───── Data shown

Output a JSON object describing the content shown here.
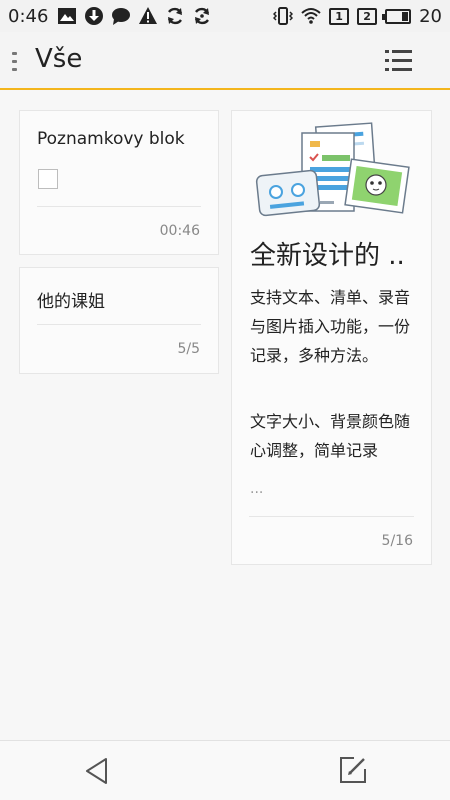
{
  "status_bar": {
    "time": "0:46",
    "sim1": "1",
    "sim2": "2",
    "battery": "20",
    "icons": [
      "image-icon",
      "download-icon",
      "chat-icon",
      "warning-icon",
      "sync-icon",
      "sync-icon",
      "vibrate-icon",
      "wifi-icon"
    ]
  },
  "app_bar": {
    "title": "Vše"
  },
  "notes": [
    {
      "title": "Poznamkovy blok",
      "has_checkbox": true,
      "meta": "00:46"
    },
    {
      "title": "他的课姐",
      "meta": "5/5"
    }
  ],
  "promo_note": {
    "title": "全新设计的 ..",
    "paragraph1": "支持文本、清单、录音与图片插入功能，一份记录，多种方法。",
    "paragraph2": "文字大小、背景颜色随心调整，简单记录",
    "ellipsis": "...",
    "meta": "5/16"
  },
  "colors": {
    "accent": "#f3b51c",
    "background": "#f7f7f7"
  }
}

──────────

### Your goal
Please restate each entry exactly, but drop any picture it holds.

### Output
Output a JSON object describing the content shown here.
{
  "status_bar": {
    "time": "0:46",
    "sim1": "1",
    "sim2": "2",
    "battery": "20",
    "icons": [
      "image-icon",
      "download-icon",
      "chat-icon",
      "warning-icon",
      "sync-icon",
      "sync-icon",
      "vibrate-icon",
      "wifi-icon"
    ]
  },
  "app_bar": {
    "title": "Vše"
  },
  "notes": [
    {
      "title": "Poznamkovy blok",
      "has_checkbox": true,
      "meta": "00:46"
    },
    {
      "title": "他的课姐",
      "meta": "5/5"
    }
  ],
  "promo_note": {
    "title": "全新设计的 ..",
    "paragraph1": "支持文本、清单、录音与图片插入功能，一份记录，多种方法。",
    "paragraph2": "文字大小、背景颜色随心调整，简单记录",
    "ellipsis": "...",
    "meta": "5/16"
  },
  "colors": {
    "accent": "#f3b51c",
    "background": "#f7f7f7"
  }
}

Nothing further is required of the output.